Pyeongchang Games 'killing' equipment rental business, say owners

PYEONGCHANG, South Korea (Reuters) - Visitors coming to Phoenix Snow Park for the Winter Olympics’ freestyle skiing and snowboarding events are being stopped in their tracks by a jarring red banner that marks the front lines in a battle between local business owners and Games organizers.

“2018 Pyeongchang Olympics kill us! Keep our right to live!”

The banner, written in both English and Korean, greets visitors at the entrance to the venue while another is draped across the front of dozens of shuttered ski and snowboard rental shops on the road leading to the park.

The shops are closed because the slopes have been off limits to the public since Jan. 22 when the Olympics took over the site. The nearby equipment rental outlets have been hit hard by the loss of ski and snowboard revenues and the mountain will not reopen for public use until next season.

The shop owners say they have received no compensation for the loss of business and many workers are now without a job during the usually profitable winter months.

“There are no customers even if I have the shop open. All business is stopped,” said Bae Sang-beom, who has run a ski rental shop in Pyeongchang for seven years.

“The government and Olympic organizers should have come up with ways to avoid this situation before the Olympics began but they didn’t.”

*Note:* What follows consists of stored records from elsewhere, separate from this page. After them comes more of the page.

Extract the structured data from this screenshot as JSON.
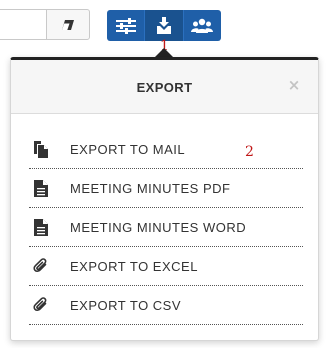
{
  "toolbar": {
    "search_placeholder": "",
    "buttons": [
      {
        "icon": "sliders-icon"
      },
      {
        "icon": "export-icon",
        "active": true
      },
      {
        "icon": "users-icon"
      }
    ]
  },
  "annotations": {
    "marker_1": "1",
    "marker_2": "2"
  },
  "popover": {
    "title": "EXPORT",
    "close_label": "×",
    "items": [
      {
        "label": "EXPORT TO MAIL",
        "icon": "copy-docs-icon"
      },
      {
        "label": "MEETING MINUTES PDF",
        "icon": "document-icon"
      },
      {
        "label": "MEETING MINUTES WORD",
        "icon": "document-icon"
      },
      {
        "label": "EXPORT TO EXCEL",
        "icon": "paperclip-icon"
      },
      {
        "label": "EXPORT TO CSV",
        "icon": "paperclip-icon"
      }
    ]
  },
  "colors": {
    "toolbar_blue": "#1f5fa8",
    "popover_border_top": "#222222",
    "annotation_red": "#c01818",
    "menu_text": "#333333"
  }
}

Bae and other shop owners gather each day in a tent opposite the snow park to protest their treatment. They say they have had no dialogue with anyone from the Games organizing committee (POCOG) nor the local government.

“We really want to talk with the Olympic organizers, Gangwon Province and the sports ministry but it hasn’t happened,” said Bae. “They should have a dialogue with us so that we could listen to their solutions but there has been nothing so far.

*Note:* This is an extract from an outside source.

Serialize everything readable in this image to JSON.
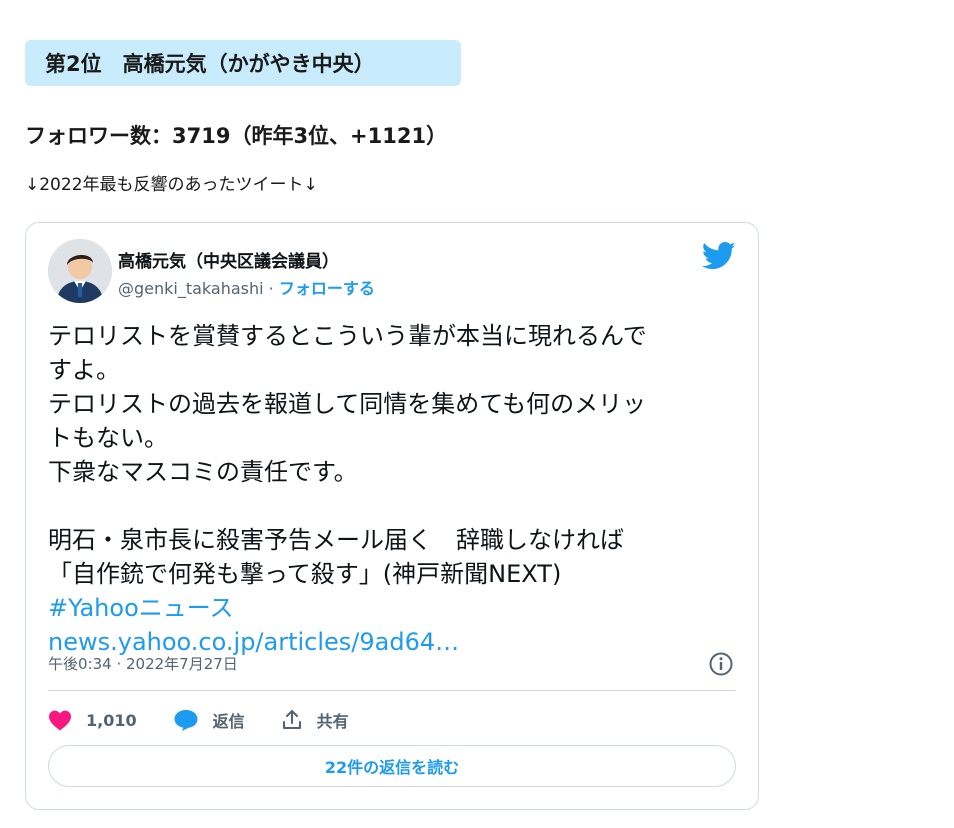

“Regarding the issue of compensation, we should meet first and talk.”


POCOG said they were aware of the protests and that the local Gangwon government was speaking with the protesters about the issue of compensation.

“As for us, we’re working with venue owners on hosting the competitions for the Games and ... our president has said several times that this has been communicated between the people that are protesting and also Gangwon province,” POCOG spokeswoman Nancy Park said on Tuesday.

“So they are communicating and we’re getting updates on communication but we do know that it is being taking care of by the province.”

Some shop owners have tried to adapt to the situation by serving food to Olympic fans and members of the media, offering burgers and steaming bowls of soup at makeshift tables surrounded by unused ski equipment in what owners are terming “food zones”.

Lim Jae-yong has converted his rental shop into a space for people to eat. Customers can buy pizza and fried chicken at his friend’s stall and then sit down to eat at tables set up in Lim’s shop.

“Foreign visitors are coming here to watch the Olympics,” said Lim. “Owners of restaurants and accommodation have received financial support from the government, some millions of won, others tens of millions of won, depending on the size of their business,” said Lim.

“However, we’ve got nothing. Foreigners are not visiting our shops.”

Some of the visitors eating at the improvised restaurants said they were disappointed to learn that they cannot ski on the unused slopes next to the runs reserved for Olympic events.

“It seems like a huge bummer,” said American Brian Walker, who is in Pyeongchang to watch his girlfriend compete at the Games. “I was planning to come and ski while watching the Olympics but then seeing nothing was open was really just sad.”

Editing by Peter Rutherford